Data records for software interfaces:
►

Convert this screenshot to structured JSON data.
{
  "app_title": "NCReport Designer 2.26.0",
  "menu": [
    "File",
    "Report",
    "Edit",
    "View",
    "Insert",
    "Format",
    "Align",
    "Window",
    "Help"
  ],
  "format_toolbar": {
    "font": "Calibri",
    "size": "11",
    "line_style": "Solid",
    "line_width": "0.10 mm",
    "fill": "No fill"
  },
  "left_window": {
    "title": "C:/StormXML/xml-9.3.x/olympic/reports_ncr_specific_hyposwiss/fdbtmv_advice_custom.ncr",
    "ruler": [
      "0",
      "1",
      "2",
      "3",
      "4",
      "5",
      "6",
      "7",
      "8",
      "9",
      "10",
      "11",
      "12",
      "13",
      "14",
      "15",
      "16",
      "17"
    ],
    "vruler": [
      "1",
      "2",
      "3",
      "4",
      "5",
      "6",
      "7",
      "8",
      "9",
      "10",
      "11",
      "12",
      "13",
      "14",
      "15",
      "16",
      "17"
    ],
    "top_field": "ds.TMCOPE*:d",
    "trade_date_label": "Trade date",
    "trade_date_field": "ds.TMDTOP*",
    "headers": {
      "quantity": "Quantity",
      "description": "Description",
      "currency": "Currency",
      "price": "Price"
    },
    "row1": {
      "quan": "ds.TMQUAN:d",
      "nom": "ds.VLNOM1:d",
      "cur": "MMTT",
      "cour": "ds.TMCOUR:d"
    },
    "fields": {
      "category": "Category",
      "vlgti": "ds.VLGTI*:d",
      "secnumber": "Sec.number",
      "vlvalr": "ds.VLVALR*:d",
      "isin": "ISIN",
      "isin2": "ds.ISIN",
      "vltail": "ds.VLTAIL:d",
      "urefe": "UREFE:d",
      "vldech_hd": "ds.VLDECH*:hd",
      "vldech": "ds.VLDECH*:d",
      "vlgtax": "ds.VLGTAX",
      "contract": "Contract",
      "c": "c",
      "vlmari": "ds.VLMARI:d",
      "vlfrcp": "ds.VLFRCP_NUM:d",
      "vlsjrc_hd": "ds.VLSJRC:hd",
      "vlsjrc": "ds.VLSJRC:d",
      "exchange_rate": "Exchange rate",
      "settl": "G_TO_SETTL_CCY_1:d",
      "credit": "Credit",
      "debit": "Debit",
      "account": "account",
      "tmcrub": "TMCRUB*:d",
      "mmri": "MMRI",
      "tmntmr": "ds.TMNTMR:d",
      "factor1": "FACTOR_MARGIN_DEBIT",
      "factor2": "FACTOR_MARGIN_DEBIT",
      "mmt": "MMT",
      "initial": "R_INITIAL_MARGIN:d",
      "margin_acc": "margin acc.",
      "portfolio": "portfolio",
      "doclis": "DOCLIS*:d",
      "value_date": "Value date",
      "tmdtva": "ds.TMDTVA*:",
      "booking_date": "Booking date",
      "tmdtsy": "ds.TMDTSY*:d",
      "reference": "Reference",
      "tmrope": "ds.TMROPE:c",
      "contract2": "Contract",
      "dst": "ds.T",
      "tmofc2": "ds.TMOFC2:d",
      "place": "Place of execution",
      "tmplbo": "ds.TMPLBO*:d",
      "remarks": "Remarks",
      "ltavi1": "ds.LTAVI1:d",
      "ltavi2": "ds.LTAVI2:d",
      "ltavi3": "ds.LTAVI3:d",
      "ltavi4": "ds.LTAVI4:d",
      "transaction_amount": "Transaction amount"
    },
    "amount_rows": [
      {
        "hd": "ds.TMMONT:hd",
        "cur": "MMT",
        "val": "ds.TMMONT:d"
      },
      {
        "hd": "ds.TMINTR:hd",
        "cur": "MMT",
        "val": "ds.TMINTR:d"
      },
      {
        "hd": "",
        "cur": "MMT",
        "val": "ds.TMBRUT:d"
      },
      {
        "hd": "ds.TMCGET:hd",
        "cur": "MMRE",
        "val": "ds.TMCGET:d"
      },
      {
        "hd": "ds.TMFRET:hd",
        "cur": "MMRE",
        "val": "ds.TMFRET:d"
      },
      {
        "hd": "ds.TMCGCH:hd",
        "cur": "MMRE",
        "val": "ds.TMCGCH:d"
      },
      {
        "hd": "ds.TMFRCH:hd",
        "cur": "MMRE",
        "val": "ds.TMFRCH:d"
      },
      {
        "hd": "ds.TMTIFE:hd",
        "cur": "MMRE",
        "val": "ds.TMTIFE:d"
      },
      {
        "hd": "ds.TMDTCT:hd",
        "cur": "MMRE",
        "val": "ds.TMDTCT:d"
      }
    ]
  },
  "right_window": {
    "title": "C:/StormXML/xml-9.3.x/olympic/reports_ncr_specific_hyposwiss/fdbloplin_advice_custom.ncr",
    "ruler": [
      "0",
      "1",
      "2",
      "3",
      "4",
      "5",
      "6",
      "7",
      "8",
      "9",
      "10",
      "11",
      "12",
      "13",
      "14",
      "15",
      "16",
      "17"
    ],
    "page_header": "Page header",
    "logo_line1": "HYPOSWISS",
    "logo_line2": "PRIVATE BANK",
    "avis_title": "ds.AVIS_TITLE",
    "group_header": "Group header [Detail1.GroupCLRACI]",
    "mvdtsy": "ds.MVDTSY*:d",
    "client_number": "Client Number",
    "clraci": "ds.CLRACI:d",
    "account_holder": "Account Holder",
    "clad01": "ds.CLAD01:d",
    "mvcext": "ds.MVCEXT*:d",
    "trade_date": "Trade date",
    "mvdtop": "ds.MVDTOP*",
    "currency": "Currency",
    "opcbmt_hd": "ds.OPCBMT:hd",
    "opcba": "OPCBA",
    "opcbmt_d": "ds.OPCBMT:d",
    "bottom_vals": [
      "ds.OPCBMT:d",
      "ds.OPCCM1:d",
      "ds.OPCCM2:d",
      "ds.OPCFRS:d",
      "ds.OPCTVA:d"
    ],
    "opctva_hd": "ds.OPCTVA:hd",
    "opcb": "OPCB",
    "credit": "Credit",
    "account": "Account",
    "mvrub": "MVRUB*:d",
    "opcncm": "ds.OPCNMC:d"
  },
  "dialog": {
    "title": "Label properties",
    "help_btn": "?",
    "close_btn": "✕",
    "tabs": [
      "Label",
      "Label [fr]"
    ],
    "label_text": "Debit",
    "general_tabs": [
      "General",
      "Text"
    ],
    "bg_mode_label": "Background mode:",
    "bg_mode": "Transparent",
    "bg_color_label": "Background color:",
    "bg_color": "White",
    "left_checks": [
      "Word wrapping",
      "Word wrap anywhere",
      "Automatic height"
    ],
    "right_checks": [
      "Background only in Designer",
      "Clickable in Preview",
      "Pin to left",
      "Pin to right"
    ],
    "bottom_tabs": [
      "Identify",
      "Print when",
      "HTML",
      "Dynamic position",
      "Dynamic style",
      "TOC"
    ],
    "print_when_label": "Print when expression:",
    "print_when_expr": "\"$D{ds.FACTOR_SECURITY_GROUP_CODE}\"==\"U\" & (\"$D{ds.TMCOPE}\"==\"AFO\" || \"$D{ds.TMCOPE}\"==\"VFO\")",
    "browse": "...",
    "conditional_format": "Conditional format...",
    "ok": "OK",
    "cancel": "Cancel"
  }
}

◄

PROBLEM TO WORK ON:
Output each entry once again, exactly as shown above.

OUTPUT FOR THIS TASK:
Convert this screenshot to structured JSON data.
{
  "app_title": "NCReport Designer 2.26.0",
  "menu": [
    "File",
    "Report",
    "Edit",
    "View",
    "Insert",
    "Format",
    "Align",
    "Window",
    "Help"
  ],
  "format_toolbar": {
    "font": "Calibri",
    "size": "11",
    "line_style": "Solid",
    "line_width": "0.10 mm",
    "fill": "No fill"
  },
  "left_window": {
    "title": "C:/StormXML/xml-9.3.x/olympic/reports_ncr_specific_hyposwiss/fdbtmv_advice_custom.ncr",
    "ruler": [
      "0",
      "1",
      "2",
      "3",
      "4",
      "5",
      "6",
      "7",
      "8",
      "9",
      "10",
      "11",
      "12",
      "13",
      "14",
      "15",
      "16",
      "17"
    ],
    "vruler": [
      "1",
      "2",
      "3",
      "4",
      "5",
      "6",
      "7",
      "8",
      "9",
      "10",
      "11",
      "12",
      "13",
      "14",
      "15",
      "16",
      "17"
    ],
    "top_field": "ds.TMCOPE*:d",
    "trade_date_label": "Trade date",
    "trade_date_field": "ds.TMDTOP*",
    "headers": {
      "quantity": "Quantity",
      "description": "Description",
      "currency": "Currency",
      "price": "Price"
    },
    "row1": {
      "quan": "ds.TMQUAN:d",
      "nom": "ds.VLNOM1:d",
      "cur": "MMTT",
      "cour": "ds.TMCOUR:d"
    },
    "fields": {
      "category": "Category",
      "vlgti": "ds.VLGTI*:d",
      "secnumber": "Sec.number",
      "vlvalr": "ds.VLVALR*:d",
      "isin": "ISIN",
      "isin2": "ds.ISIN",
      "vltail": "ds.VLTAIL:d",
      "urefe": "UREFE:d",
      "vldech_hd": "ds.VLDECH*:hd",
      "vldech": "ds.VLDECH*:d",
      "vlgtax": "ds.VLGTAX",
      "contract": "Contract",
      "c": "c",
      "vlmari": "ds.VLMARI:d",
      "vlfrcp": "ds.VLFRCP_NUM:d",
      "vlsjrc_hd": "ds.VLSJRC:hd",
      "vlsjrc": "ds.VLSJRC:d",
      "exchange_rate": "Exchange rate",
      "settl": "G_TO_SETTL_CCY_1:d",
      "credit": "Credit",
      "debit": "Debit",
      "account": "account",
      "tmcrub": "TMCRUB*:d",
      "mmri": "MMRI",
      "tmntmr": "ds.TMNTMR:d",
      "factor1": "FACTOR_MARGIN_DEBIT",
      "factor2": "FACTOR_MARGIN_DEBIT",
      "mmt": "MMT",
      "initial": "R_INITIAL_MARGIN:d",
      "margin_acc": "margin acc.",
      "portfolio": "portfolio",
      "doclis": "DOCLIS*:d",
      "value_date": "Value date",
      "tmdtva": "ds.TMDTVA*:",
      "booking_date": "Booking date",
      "tmdtsy": "ds.TMDTSY*:d",
      "reference": "Reference",
      "tmrope": "ds.TMROPE:c",
      "contract2": "Contract",
      "dst": "ds.T",
      "tmofc2": "ds.TMOFC2:d",
      "place": "Place of execution",
      "tmplbo": "ds.TMPLBO*:d",
      "remarks": "Remarks",
      "ltavi1": "ds.LTAVI1:d",
      "ltavi2": "ds.LTAVI2:d",
      "ltavi3": "ds.LTAVI3:d",
      "ltavi4": "ds.LTAVI4:d",
      "transaction_amount": "Transaction amount"
    },
    "amount_rows": [
      {
        "hd": "ds.TMMONT:hd",
        "cur": "MMT",
        "val": "ds.TMMONT:d"
      },
      {
        "hd": "ds.TMINTR:hd",
        "cur": "MMT",
        "val": "ds.TMINTR:d"
      },
      {
        "hd": "",
        "cur": "MMT",
        "val": "ds.TMBRUT:d"
      },
      {
        "hd": "ds.TMCGET:hd",
        "cur": "MMRE",
        "val": "ds.TMCGET:d"
      },
      {
        "hd": "ds.TMFRET:hd",
        "cur": "MMRE",
        "val": "ds.TMFRET:d"
      },
      {
        "hd": "ds.TMCGCH:hd",
        "cur": "MMRE",
        "val": "ds.TMCGCH:d"
      },
      {
        "hd": "ds.TMFRCH:hd",
        "cur": "MMRE",
        "val": "ds.TMFRCH:d"
      },
      {
        "hd": "ds.TMTIFE:hd",
        "cur": "MMRE",
        "val": "ds.TMTIFE:d"
      },
      {
        "hd": "ds.TMDTCT:hd",
        "cur": "MMRE",
        "val": "ds.TMDTCT:d"
      }
    ]
  },
  "right_window": {
    "title": "C:/StormXML/xml-9.3.x/olympic/reports_ncr_specific_hyposwiss/fdbloplin_advice_custom.ncr",
    "ruler": [
      "0",
      "1",
      "2",
      "3",
      "4",
      "5",
      "6",
      "7",
      "8",
      "9",
      "10",
      "11",
      "12",
      "13",
      "14",
      "15",
      "16",
      "17"
    ],
    "page_header": "Page header",
    "logo_line1": "HYPOSWISS",
    "logo_line2": "PRIVATE BANK",
    "avis_title": "ds.AVIS_TITLE",
    "group_header": "Group header [Detail1.GroupCLRACI]",
    "mvdtsy": "ds.MVDTSY*:d",
    "client_number": "Client Number",
    "clraci": "ds.CLRACI:d",
    "account_holder": "Account Holder",
    "clad01": "ds.CLAD01:d",
    "mvcext": "ds.MVCEXT*:d",
    "trade_date": "Trade date",
    "mvdtop": "ds.MVDTOP*",
    "currency": "Currency",
    "opcbmt_hd": "ds.OPCBMT:hd",
    "opcba": "OPCBA",
    "opcbmt_d": "ds.OPCBMT:d",
    "bottom_vals": [
      "ds.OPCBMT:d",
      "ds.OPCCM1:d",
      "ds.OPCCM2:d",
      "ds.OPCFRS:d",
      "ds.OPCTVA:d"
    ],
    "opctva_hd": "ds.OPCTVA:hd",
    "opcb": "OPCB",
    "credit": "Credit",
    "account": "Account",
    "mvrub": "MVRUB*:d",
    "opcncm": "ds.OPCNMC:d"
  },
  "dialog": {
    "title": "Label properties",
    "help_btn": "?",
    "close_btn": "✕",
    "tabs": [
      "Label",
      "Label [fr]"
    ],
    "label_text": "Debit",
    "general_tabs": [
      "General",
      "Text"
    ],
    "bg_mode_label": "Background mode:",
    "bg_mode": "Transparent",
    "bg_color_label": "Background color:",
    "bg_color": "White",
    "left_checks": [
      "Word wrapping",
      "Word wrap anywhere",
      "Automatic height"
    ],
    "right_checks": [
      "Background only in Designer",
      "Clickable in Preview",
      "Pin to left",
      "Pin to right"
    ],
    "bottom_tabs": [
      "Identify",
      "Print when",
      "HTML",
      "Dynamic position",
      "Dynamic style",
      "TOC"
    ],
    "print_when_label": "Print when expression:",
    "print_when_expr": "\"$D{ds.FACTOR_SECURITY_GROUP_CODE}\"==\"U\" & (\"$D{ds.TMCOPE}\"==\"AFO\" || \"$D{ds.TMCOPE}\"==\"VFO\")",
    "browse": "...",
    "conditional_format": "Conditional format...",
    "ok": "OK",
    "cancel": "Cancel"
  }
}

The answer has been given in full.